=== Goal of the exercise ===
Repeat each entry as written, dropping any picture you find.

=== Supplied information ===
------------------------------------

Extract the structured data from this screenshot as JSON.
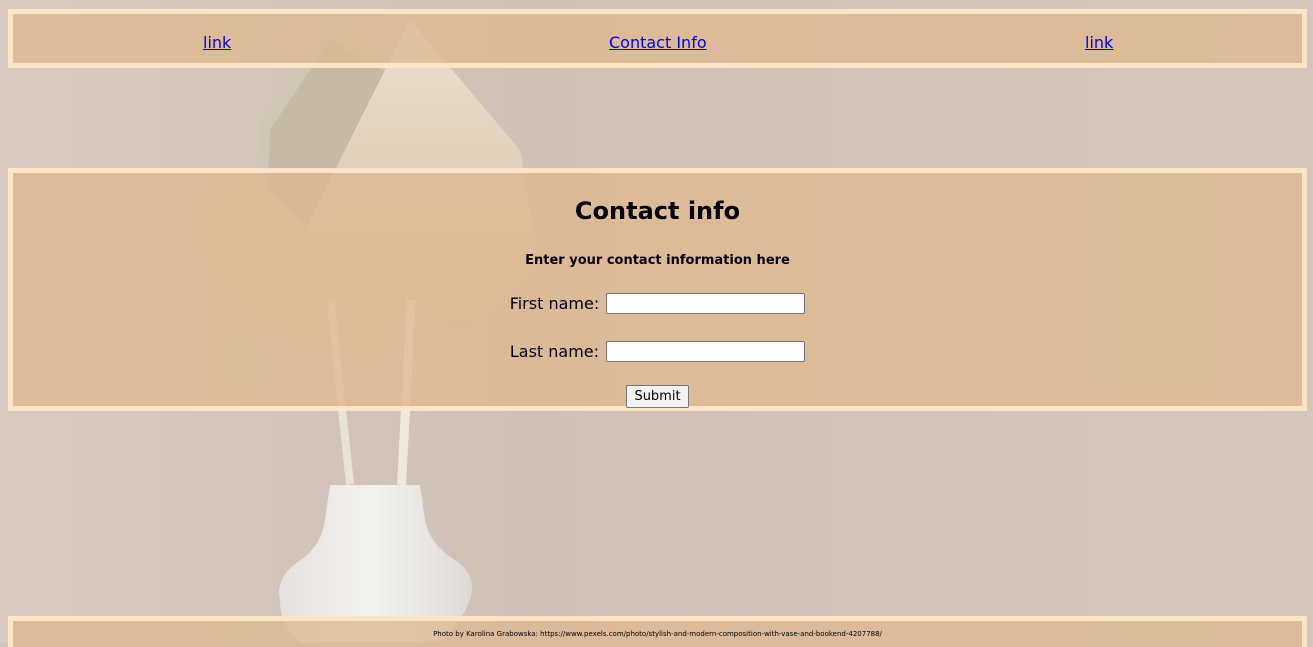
{
  "nav": {
    "links": [
      {
        "label": "link"
      },
      {
        "label": "Contact Info"
      },
      {
        "label": "link"
      }
    ]
  },
  "form": {
    "title": "Contact info",
    "subtitle": "Enter your contact information here",
    "first_name": {
      "label": "First name:",
      "value": ""
    },
    "last_name": {
      "label": "Last name:",
      "value": ""
    },
    "submit_label": "Submit"
  },
  "footer": {
    "credit": "Photo by Karolina Grabowska: https://www.pexels.com/photo/stylish-and-modern-composition-with-vase-and-bookend-4207788/"
  },
  "colors": {
    "bar_fill": "#deb98f",
    "bar_border": "#fbe5c8",
    "link": "#0000ee",
    "background": "#d2c5bb"
  }
}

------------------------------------

=== Written solution ===
Extract the structured data from this screenshot as JSON.
{
  "nav": {
    "links": [
      {
        "label": "link"
      },
      {
        "label": "Contact Info"
      },
      {
        "label": "link"
      }
    ]
  },
  "form": {
    "title": "Contact info",
    "subtitle": "Enter your contact information here",
    "first_name": {
      "label": "First name:",
      "value": ""
    },
    "last_name": {
      "label": "Last name:",
      "value": ""
    },
    "submit_label": "Submit"
  },
  "footer": {
    "credit": "Photo by Karolina Grabowska: https://www.pexels.com/photo/stylish-and-modern-composition-with-vase-and-bookend-4207788/"
  },
  "colors": {
    "bar_fill": "#deb98f",
    "bar_border": "#fbe5c8",
    "link": "#0000ee",
    "background": "#d2c5bb"
  }
}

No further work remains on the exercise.